*** INFORMATION SUPPLIED ***

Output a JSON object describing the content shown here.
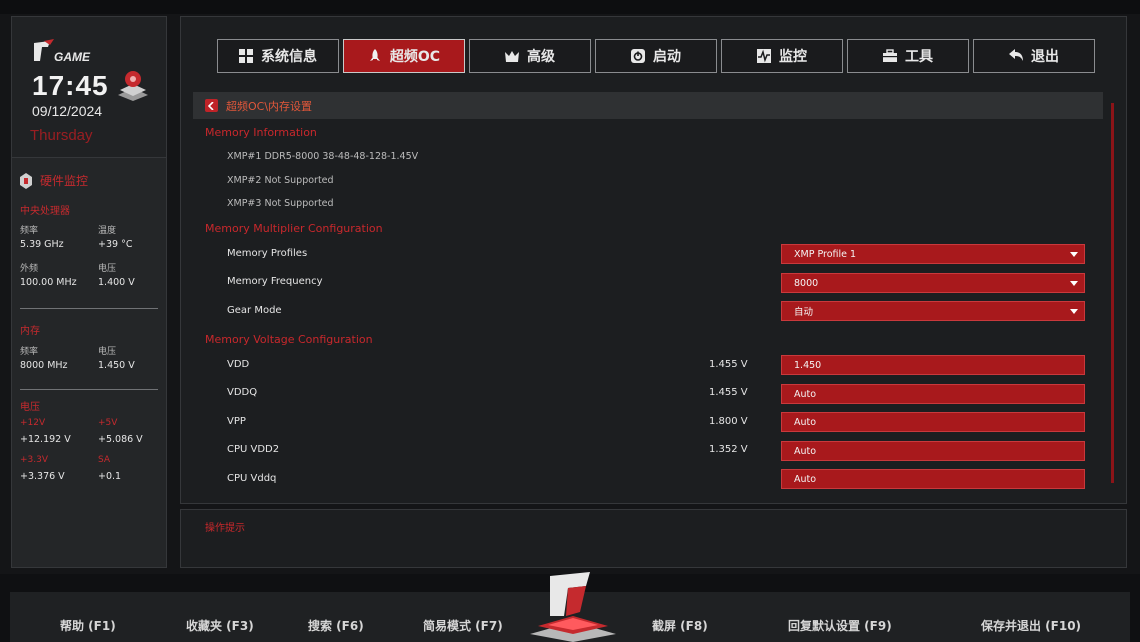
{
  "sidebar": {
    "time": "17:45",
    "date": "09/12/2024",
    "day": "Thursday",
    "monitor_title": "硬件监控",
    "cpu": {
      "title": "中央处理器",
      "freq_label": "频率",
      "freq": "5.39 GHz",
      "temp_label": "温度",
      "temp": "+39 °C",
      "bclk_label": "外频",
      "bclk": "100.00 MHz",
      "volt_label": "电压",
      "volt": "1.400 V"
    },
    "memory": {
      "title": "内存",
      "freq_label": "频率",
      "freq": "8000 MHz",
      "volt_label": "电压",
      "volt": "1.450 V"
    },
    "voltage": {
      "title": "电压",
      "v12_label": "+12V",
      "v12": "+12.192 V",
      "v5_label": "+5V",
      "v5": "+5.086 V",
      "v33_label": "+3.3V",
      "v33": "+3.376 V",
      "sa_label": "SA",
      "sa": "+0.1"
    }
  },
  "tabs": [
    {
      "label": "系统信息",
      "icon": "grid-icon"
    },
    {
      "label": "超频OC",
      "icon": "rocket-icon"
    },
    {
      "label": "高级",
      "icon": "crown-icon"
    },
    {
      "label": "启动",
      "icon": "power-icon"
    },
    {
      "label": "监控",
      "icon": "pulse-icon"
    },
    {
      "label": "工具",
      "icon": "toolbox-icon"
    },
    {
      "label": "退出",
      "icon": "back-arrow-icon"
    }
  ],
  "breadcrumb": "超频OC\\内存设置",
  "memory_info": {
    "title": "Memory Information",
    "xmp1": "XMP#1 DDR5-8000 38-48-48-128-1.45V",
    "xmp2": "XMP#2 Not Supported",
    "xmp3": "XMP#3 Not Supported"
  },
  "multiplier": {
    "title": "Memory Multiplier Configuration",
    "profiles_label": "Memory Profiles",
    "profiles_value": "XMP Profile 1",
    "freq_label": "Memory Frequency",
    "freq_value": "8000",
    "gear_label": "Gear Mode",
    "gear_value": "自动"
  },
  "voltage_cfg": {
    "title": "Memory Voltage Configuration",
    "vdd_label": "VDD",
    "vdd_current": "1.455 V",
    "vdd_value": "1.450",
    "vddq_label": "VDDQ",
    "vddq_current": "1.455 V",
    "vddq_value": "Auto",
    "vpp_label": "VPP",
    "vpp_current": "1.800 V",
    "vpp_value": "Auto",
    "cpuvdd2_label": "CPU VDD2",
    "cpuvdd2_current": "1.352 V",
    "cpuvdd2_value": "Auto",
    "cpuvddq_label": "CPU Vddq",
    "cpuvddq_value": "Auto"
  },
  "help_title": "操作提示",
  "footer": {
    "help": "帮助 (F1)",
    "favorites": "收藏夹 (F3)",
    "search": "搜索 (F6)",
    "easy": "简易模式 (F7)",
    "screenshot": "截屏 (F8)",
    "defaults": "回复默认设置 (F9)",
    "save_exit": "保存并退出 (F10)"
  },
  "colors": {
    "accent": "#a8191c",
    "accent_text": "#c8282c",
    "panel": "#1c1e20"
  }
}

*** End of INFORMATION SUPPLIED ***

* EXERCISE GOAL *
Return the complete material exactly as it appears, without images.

* FINISHED TASK *
Output a JSON object describing the content shown here.
{
  "sidebar": {
    "time": "17:45",
    "date": "09/12/2024",
    "day": "Thursday",
    "monitor_title": "硬件监控",
    "cpu": {
      "title": "中央处理器",
      "freq_label": "频率",
      "freq": "5.39 GHz",
      "temp_label": "温度",
      "temp": "+39 °C",
      "bclk_label": "外频",
      "bclk": "100.00 MHz",
      "volt_label": "电压",
      "volt": "1.400 V"
    },
    "memory": {
      "title": "内存",
      "freq_label": "频率",
      "freq": "8000 MHz",
      "volt_label": "电压",
      "volt": "1.450 V"
    },
    "voltage": {
      "title": "电压",
      "v12_label": "+12V",
      "v12": "+12.192 V",
      "v5_label": "+5V",
      "v5": "+5.086 V",
      "v33_label": "+3.3V",
      "v33": "+3.376 V",
      "sa_label": "SA",
      "sa": "+0.1"
    }
  },
  "tabs": [
    {
      "label": "系统信息",
      "icon": "grid-icon"
    },
    {
      "label": "超频OC",
      "icon": "rocket-icon"
    },
    {
      "label": "高级",
      "icon": "crown-icon"
    },
    {
      "label": "启动",
      "icon": "power-icon"
    },
    {
      "label": "监控",
      "icon": "pulse-icon"
    },
    {
      "label": "工具",
      "icon": "toolbox-icon"
    },
    {
      "label": "退出",
      "icon": "back-arrow-icon"
    }
  ],
  "breadcrumb": "超频OC\\内存设置",
  "memory_info": {
    "title": "Memory Information",
    "xmp1": "XMP#1 DDR5-8000 38-48-48-128-1.45V",
    "xmp2": "XMP#2 Not Supported",
    "xmp3": "XMP#3 Not Supported"
  },
  "multiplier": {
    "title": "Memory Multiplier Configuration",
    "profiles_label": "Memory Profiles",
    "profiles_value": "XMP Profile 1",
    "freq_label": "Memory Frequency",
    "freq_value": "8000",
    "gear_label": "Gear Mode",
    "gear_value": "自动"
  },
  "voltage_cfg": {
    "title": "Memory Voltage Configuration",
    "vdd_label": "VDD",
    "vdd_current": "1.455 V",
    "vdd_value": "1.450",
    "vddq_label": "VDDQ",
    "vddq_current": "1.455 V",
    "vddq_value": "Auto",
    "vpp_label": "VPP",
    "vpp_current": "1.800 V",
    "vpp_value": "Auto",
    "cpuvdd2_label": "CPU VDD2",
    "cpuvdd2_current": "1.352 V",
    "cpuvdd2_value": "Auto",
    "cpuvddq_label": "CPU Vddq",
    "cpuvddq_value": "Auto"
  },
  "help_title": "操作提示",
  "footer": {
    "help": "帮助 (F1)",
    "favorites": "收藏夹 (F3)",
    "search": "搜索 (F6)",
    "easy": "简易模式 (F7)",
    "screenshot": "截屏 (F8)",
    "defaults": "回复默认设置 (F9)",
    "save_exit": "保存并退出 (F10)"
  },
  "colors": {
    "accent": "#a8191c",
    "accent_text": "#c8282c",
    "panel": "#1c1e20"
  }
}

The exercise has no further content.